**Data to use**
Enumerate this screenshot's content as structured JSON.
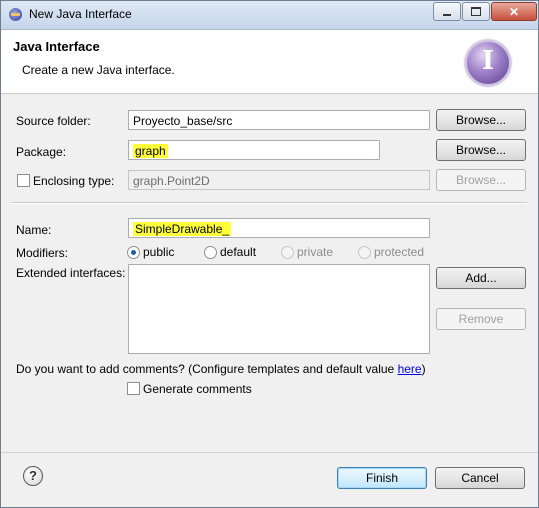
{
  "window": {
    "title": "New Java Interface",
    "controls": {
      "minimize": "minimize-icon",
      "maximize": "maximize-icon",
      "close": "close-icon"
    }
  },
  "header": {
    "title": "Java Interface",
    "subtitle": "Create a new Java interface.",
    "icon_letter": "I"
  },
  "form": {
    "source_folder": {
      "label": "Source folder:",
      "value": "Proyecto_base/src",
      "button": "Browse..."
    },
    "package": {
      "label": "Package:",
      "value": "graph",
      "button": "Browse..."
    },
    "enclosing": {
      "label": "Enclosing type:",
      "checked": false,
      "value": "graph.Point2D",
      "button": "Browse..."
    },
    "name": {
      "label": "Name:",
      "value": "SimpleDrawable_"
    },
    "modifiers": {
      "label": "Modifiers:",
      "options": [
        "public",
        "default",
        "private",
        "protected"
      ],
      "selected": "public"
    },
    "extended_interfaces": {
      "label": "Extended interfaces:",
      "add_button": "Add...",
      "remove_button": "Remove"
    },
    "comments": {
      "question": "Do you want to add comments? (Configure templates and default value ",
      "link": "here",
      "close_paren": ")",
      "generate_label": "Generate comments",
      "checked": false
    }
  },
  "footer": {
    "help_glyph": "?",
    "finish": "Finish",
    "cancel": "Cancel"
  },
  "colors": {
    "highlight": "#ffff3a",
    "link": "#0000ee",
    "default_button": "#bee6fd"
  }
}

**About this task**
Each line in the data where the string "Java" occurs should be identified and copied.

**Output of the exercise**
    "title": "New Java Interface",
    "title": "Java Interface",
    "subtitle": "Create a new Java interface.",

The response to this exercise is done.